Sunday, March 2, 2008

Anne's House of Dreams

Anne's house of dreams is not Green Gables. I figured that out years ago from reading the book's synopsis, and I was reluctant to begin the book for that very reason. For me, Green Gables was Anne's essence. I didn't want her to get "older" than me. I didn't want her start a home elsewhere than Green Gables. She was my childhood heroine, and my vision of her was etched in stone. So, over the past few years, I've reread Anne of Green Gables but I've never gotten beyond Anne of Windy Poplars. I finally decided to put an end to that irrational nonsense, and I'm glad I did.

Anne's House of Dreams is the saddest of the Anne books I've read so far, but it is nonetheless a rewarding and life-affirming read. The book follows the tales of the tragic Leslie Moore and the delightful Captain Jim almost more than it follows Anne herself. Anne marries and sets up her new home with her beloved Gilbert in Four Winds, a harbor town miles from Avonlea. She finds great pleasure in domesticity, and suffers great sorrow with the loss of her firstborn. Through the character of Leslie Moore, L.M. Montgomery suggests that only by experiencing personal tragedy can one understand another's tragedy. Anne's loss is her initiation into this sisterhood of suffering.

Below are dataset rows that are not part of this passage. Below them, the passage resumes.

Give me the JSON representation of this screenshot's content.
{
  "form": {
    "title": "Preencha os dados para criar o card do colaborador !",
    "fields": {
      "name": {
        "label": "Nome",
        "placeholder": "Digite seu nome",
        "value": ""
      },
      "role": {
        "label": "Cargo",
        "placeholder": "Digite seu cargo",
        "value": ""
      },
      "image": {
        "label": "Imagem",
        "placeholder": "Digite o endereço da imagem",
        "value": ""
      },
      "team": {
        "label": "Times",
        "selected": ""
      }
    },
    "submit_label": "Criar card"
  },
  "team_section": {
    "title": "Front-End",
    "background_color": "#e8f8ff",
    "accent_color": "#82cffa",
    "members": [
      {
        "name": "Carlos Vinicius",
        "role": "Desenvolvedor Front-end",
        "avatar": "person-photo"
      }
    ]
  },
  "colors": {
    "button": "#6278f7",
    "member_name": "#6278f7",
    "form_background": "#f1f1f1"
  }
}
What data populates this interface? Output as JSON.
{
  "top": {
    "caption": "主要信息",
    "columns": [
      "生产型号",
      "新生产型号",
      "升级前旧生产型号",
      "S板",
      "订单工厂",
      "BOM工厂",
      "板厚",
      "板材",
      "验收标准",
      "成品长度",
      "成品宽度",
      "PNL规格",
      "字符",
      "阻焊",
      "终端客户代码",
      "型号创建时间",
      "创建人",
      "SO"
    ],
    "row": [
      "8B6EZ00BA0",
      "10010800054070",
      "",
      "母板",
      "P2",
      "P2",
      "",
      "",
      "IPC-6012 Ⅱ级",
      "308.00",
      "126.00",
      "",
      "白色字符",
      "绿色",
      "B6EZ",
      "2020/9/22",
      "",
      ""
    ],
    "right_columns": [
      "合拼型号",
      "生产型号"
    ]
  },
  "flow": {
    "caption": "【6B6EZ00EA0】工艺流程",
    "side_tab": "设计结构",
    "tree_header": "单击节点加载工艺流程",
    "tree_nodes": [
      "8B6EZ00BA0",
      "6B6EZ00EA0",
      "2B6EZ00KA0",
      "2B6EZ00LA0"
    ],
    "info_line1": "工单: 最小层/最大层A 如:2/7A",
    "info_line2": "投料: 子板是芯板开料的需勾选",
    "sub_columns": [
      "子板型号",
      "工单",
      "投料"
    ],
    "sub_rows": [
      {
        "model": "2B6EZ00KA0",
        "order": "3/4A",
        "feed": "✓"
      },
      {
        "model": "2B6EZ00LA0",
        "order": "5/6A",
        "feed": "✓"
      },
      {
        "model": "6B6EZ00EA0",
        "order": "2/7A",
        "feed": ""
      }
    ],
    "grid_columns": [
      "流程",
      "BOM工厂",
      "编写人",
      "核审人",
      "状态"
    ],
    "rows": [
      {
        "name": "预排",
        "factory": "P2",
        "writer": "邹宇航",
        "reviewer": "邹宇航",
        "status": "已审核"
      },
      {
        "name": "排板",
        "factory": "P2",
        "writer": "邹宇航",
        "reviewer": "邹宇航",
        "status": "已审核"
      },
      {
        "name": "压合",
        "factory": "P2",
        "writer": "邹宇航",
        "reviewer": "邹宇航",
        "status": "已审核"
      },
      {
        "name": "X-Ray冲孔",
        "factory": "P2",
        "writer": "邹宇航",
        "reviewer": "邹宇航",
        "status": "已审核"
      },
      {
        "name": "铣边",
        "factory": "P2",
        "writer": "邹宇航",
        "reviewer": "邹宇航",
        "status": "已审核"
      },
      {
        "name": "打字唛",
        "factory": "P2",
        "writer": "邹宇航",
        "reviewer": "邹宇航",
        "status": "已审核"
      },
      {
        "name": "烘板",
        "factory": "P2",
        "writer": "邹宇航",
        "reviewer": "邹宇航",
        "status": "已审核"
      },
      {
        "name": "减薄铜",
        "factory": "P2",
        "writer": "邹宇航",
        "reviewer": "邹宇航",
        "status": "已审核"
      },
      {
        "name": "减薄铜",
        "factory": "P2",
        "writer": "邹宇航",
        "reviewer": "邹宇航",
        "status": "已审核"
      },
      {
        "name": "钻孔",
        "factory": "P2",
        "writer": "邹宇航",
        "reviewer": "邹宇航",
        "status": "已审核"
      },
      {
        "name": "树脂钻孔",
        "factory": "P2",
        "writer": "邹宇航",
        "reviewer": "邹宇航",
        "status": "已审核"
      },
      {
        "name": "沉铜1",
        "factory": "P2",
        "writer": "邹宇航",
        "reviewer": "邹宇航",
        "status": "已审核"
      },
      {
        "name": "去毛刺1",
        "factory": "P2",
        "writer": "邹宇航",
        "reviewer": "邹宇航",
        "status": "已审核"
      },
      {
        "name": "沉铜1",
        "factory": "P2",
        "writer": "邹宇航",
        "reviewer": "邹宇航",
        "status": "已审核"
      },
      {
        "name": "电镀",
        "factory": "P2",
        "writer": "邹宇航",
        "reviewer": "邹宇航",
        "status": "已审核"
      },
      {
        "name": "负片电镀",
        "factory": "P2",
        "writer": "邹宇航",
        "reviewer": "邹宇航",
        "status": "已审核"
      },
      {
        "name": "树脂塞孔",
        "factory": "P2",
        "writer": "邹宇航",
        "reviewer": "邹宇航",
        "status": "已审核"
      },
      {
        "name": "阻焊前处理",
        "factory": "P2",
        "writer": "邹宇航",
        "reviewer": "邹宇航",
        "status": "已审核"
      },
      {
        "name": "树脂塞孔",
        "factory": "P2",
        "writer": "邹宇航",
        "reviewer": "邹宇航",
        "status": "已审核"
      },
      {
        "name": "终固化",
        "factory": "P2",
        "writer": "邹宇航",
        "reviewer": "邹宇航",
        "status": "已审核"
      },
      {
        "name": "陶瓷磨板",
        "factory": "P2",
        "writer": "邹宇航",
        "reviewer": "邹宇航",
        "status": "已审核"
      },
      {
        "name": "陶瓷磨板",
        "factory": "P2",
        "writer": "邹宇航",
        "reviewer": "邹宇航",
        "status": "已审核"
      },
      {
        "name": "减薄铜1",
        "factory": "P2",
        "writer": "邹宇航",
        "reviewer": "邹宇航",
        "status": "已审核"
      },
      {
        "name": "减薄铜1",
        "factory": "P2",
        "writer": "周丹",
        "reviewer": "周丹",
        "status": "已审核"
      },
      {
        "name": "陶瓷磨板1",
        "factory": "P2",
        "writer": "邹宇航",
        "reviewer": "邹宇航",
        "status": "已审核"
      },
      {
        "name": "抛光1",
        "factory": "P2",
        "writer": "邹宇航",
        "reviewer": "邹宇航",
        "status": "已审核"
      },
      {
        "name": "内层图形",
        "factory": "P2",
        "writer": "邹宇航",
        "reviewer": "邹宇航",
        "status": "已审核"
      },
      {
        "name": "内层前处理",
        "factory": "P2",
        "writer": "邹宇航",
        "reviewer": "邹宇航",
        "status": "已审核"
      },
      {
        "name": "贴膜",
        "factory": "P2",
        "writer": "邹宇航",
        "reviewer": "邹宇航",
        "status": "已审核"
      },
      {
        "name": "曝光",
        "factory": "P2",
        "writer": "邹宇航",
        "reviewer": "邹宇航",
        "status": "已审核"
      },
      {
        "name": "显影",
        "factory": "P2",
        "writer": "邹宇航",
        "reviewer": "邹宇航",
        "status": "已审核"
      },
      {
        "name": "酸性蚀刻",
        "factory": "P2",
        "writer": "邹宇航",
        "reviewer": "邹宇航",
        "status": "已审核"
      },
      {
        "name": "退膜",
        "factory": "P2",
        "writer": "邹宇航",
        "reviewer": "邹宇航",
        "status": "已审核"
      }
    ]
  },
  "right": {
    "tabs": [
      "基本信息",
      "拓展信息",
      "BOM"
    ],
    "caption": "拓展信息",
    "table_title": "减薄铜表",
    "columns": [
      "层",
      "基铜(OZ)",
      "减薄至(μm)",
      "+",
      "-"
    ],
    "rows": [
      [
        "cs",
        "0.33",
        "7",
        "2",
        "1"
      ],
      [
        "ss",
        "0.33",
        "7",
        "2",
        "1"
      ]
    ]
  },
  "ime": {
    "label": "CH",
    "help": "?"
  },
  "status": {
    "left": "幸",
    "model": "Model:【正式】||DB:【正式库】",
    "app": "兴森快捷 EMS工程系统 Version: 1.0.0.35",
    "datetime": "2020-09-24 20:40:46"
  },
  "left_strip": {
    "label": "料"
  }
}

I couldn't help but feel disappointed that Anne had abandoned teaching and writing, even though I understand the conventions of the times. I agreed with Gilbert when he half-jokingly said:
And some people might think that a Redmond B.A., whom editors were beginning to honour, was 'wasted' as the wife of a struggling country doctor in the rural community of Four Winds. (p.88 Bantam Classic Edition, 1987)
But is my attitude fair to Anne? Is my idea of (academic or literary) success the only road to a life well lived? Certainly not. I struggled to silence my prejudices and allow Anne's contentment to speak for itself. While puzzling over why Lucy Maud Montgomery did not make her Anne a successful, married writer (like herself), it crossed my mind that Montgomery might have wanted to give Anne something more, something that she herself did not have, rather than make Anne a mere clone. Montgomery's life had its share of stresses - a depressed husband, a dead child, her own depression and illness, difficulties with publishers... etc.* Reading Anne's House of Dreams has helped me to appreciate how immature my own dreams and measures of success still are.

Anne's House of Dreams was full of endearing (and eccentric) characters and descriptions of the scenery of Four Winds. There is one man who vowed not to shave or cut his hair until the Conservatives were out of power, and as a consequence had become a "perambulating haystack" (p. 211). My favorite, is of course First Mate the orange cat:
A gorgeous beastie, with a face as round as a full moon, vivid green eyes, and immense, white, double paws. (p.58)
And the breathtaking views of Prince Edward Island... Possibly my favorite passage, capturing the eye-blinding clarity of winter so well:
The last day of the old year was one of those bright, cold dazzling winter days, which bombard us with their brilliancy, and command our admiration but never our love. The sky was sharp and blue; the snow diamonds sparkled insistently; the stark trees were bare and shameless, with a kind of brazen beauty; the hills shot assaulting lances of crystal. (p.97)

* A short biography of L.M. Montgomery, with links to additional resources

5 comments:

scb said...

I just love Captain Jim. And his dear old Matey. And the story of Lost Margaret.

This book is *very* different from the preceding Anne books, but I love it as well.

I'm so glad you finally read this one, Little M! Are you going to read Anne of Ingleside, Rainbow Valley, and Rilla of Ingleside, too? (I hope you are.)

Whenever you mention trepanning, or trephining or however it's spelled -- that thing they used to do to the skull -- this is the book that comes to mind. You'll know why, now.

Maw Books said...

I've read all the Anne of Green Gables up until the last two I think because I was missing one in my series. But now it's been so long that I'm afraid I'll have to start over with the exception of the first few. I hope to finish some day.

little miao said...

scb - I have the next Anne book with me already, just waiting to be read. I was so thrilled there was a trephining/trepanning reference! And a successful one, at that! :)

Hi Natasha! Thanks for dropping by. The Anne books are really delightful to read and reread. I still have three left, and then there are oodles of other L.M. Montgomery books I've never read.

Framed said...

What great memories. I love all the Anne books.

little miao said...

They're such endearing, enjoyable books. :)